This metric is one of the hardest to score well on. The world is a competitive place generally – and for startups it’s hard to avoid the question “why can’t I and $100,000 replicate what you have in two months” because that’s often essentially what the entrepreneur did. And if you describe your business as “the facebook of {soccer moms, cyclists, families, pet owners, or college students (yes really)}” it will be hard to score well on competition.

Due diligence scoring - what criteria are important to SCAN members?

What are the key factors that SCAN members consider when deciding to invest or not? In our April CSR Angels meeting, a member asked a perceptive question about our due diligence scoring system relating to evaluating a company’s cash flow profile. The question prompted me to dig back into our scoring data to see if what we tell people about our investment criteria is supported by our evaluation and investment activity. (More on that cash flow question in a future post.)

Some quick background: VentureSouth groups conduct due diligence on companies that pitch and report the results through a standardized scoring system based on 10 criteria. Without boring you with the details, we’ve scored dozens of companies using this system – both companies we’ve invested in and those we’ve passed on - which allows us to calibrate the relative attraction of an opportunity against others we have seen.

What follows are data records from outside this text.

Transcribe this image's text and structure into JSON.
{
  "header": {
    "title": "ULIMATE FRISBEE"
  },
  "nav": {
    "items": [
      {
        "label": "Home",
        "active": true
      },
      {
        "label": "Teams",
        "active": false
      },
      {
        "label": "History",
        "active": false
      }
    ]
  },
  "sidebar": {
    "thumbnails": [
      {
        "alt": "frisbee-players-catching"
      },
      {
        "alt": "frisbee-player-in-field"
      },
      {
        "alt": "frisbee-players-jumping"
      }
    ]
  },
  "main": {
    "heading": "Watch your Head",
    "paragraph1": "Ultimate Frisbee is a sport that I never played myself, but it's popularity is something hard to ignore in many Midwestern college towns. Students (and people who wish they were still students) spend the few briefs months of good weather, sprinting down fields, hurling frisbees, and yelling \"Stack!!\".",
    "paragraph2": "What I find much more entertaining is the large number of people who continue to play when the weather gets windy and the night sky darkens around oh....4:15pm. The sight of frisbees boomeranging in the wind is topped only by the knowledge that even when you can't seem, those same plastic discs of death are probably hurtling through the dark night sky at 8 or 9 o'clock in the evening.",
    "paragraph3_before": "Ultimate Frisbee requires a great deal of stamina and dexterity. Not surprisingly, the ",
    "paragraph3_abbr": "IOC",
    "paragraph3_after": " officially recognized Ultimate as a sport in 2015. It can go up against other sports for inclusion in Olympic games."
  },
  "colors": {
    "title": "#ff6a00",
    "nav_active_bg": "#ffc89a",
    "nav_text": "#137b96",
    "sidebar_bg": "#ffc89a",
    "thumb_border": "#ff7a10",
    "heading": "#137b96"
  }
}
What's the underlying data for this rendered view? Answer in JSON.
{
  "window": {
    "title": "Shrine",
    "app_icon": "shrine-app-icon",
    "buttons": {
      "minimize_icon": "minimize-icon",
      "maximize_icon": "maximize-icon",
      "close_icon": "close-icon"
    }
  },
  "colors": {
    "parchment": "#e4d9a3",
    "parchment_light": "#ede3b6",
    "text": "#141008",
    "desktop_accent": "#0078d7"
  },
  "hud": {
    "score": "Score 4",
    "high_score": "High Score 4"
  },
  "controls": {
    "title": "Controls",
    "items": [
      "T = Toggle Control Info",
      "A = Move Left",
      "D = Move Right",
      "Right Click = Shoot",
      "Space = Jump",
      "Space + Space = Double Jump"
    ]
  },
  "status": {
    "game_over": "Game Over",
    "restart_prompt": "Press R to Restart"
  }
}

If you’ve seen any of us present on panels or on Crowdr, you can probably guess that we say the three key criteria in deciding to invest are (i) quality of the management team, (ii) size of the market, and (iii) ability to exit.

Does the scoring of candidate companies and our investment decisions support that position? Well, yes but not completely.

I looked at the criteria with the biggest difference in score between companies we’ve invested in and companies we haven’t. The top three are “management team,” “competition,” and “deal terms.”

Quality of the management team is therefore without doubt the most important thing we analyze. Actually, what we are evaluating is suitability: can the team presenting this plan deliver on it? If members believe they can, we invest; if not, we don’t.

“Competition” came as a surprise to me: more on this in another blog post.

On “deal terms,” if the valuation is too high, the deal too complex or lacking opportunity for oversight, or has some other atypical feature, the scoring is much lower - so we pass. It is notoriously difficult to value early stage companies – as Matt’s last education session showed. And yet, investors must remain disciplined on valuation – otherwise the “winnings” from the investment “wins” cannot make up for the inevitable “losses.” So it was particularly encouraging to me to see that detailed reflection on deal terms from the members – and willingness to pass on investments that look appealing but are overpriced – is evident in the behavior of our diligence volunteers.